For the first time, South Korea has revealed to the public designs of its new missiles build to bolster the country’s defence capacity to keep North Korea at bay.
The two new designs – the ballistic Hyeonmu-2, with a range of 300 km and the Hyeonmu-3, a cruise missile capable to hit targets more than 1,000 km away – have been put on public display in a rare event during a South Korean military parade.
Both defence systems, developed in South Korea, have previously been tested, as a response to North Korea breaching international sanctions conducting the third nuclear test in February this year, only three months after launching a long-range rocket delivering a satellite into orbit.
"We must build a strong anti-North deterrence until the day the North drops its nuclear arms and makes the right choice for its people and for peace on the Korean peninsula," South Korean President Park Geun-hye said at the parade marking the founding of the South's armed forces 65 years ago.
Despise North Korea’s claims its successful attempt to launch a rocket to space in December last year was a purely peaceful venture, the world has largely seen as a test of the long-range missile technology. The launch and the February nuclear test prompted UN strengthen sanctions aimed at stopping the North's arms development and trade. The sanctions angered the North and it responded with threats of a nuclear strike on South Korea and the United States.
Although a rather poor country, North Korea has been investing heavily into the development of weapons of mass destruction.
Last year, South Korea has reached an agreement with the United States allowing it to extend the range of its missiles to better counter the threat from the North. The deal grants South Korea the permission to develop ballistic missiles with a range of up to 800 km.

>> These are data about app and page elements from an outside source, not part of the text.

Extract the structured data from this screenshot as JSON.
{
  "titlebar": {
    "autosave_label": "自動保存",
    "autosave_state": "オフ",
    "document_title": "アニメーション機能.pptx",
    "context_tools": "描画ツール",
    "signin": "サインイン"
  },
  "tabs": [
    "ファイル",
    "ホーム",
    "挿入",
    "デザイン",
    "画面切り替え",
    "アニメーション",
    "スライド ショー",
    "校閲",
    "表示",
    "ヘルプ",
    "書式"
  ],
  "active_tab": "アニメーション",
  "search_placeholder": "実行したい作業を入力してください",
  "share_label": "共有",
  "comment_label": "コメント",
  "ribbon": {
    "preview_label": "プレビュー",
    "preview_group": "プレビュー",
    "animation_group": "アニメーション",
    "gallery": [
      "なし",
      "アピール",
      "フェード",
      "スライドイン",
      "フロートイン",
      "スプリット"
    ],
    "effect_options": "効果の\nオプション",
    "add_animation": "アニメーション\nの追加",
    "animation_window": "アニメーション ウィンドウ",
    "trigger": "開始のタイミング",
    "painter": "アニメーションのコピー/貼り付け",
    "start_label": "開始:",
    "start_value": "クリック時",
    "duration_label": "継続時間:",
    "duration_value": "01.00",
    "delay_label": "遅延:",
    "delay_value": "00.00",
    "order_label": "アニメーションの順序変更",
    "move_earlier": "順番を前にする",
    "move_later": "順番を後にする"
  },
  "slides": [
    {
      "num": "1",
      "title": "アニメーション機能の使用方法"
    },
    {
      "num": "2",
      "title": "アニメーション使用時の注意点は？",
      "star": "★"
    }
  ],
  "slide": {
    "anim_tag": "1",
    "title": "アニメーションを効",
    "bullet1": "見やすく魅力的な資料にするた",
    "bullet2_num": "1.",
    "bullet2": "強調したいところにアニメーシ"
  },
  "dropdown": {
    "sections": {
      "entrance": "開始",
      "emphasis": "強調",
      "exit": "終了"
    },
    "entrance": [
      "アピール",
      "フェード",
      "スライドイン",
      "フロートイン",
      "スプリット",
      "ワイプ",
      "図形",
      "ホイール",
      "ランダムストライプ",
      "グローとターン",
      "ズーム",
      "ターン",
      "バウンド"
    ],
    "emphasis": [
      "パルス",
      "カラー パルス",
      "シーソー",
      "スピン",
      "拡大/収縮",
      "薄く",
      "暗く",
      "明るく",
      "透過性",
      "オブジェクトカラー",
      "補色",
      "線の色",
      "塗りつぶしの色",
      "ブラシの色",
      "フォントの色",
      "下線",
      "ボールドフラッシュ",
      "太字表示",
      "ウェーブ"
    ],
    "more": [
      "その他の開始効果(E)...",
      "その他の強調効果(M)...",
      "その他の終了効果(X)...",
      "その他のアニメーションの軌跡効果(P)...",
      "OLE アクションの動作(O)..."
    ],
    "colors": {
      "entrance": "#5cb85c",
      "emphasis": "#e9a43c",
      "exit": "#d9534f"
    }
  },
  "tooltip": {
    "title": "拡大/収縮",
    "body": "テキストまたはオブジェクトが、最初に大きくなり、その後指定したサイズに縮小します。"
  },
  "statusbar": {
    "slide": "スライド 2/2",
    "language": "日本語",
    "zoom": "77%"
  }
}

However, unlike North Korea, South rarely organises large military parades. This week’s event was the biggest such event in 10 years.
Watching the parade was US Defence Secretary Chuck Hagel who is currently on a four-day visit in the region.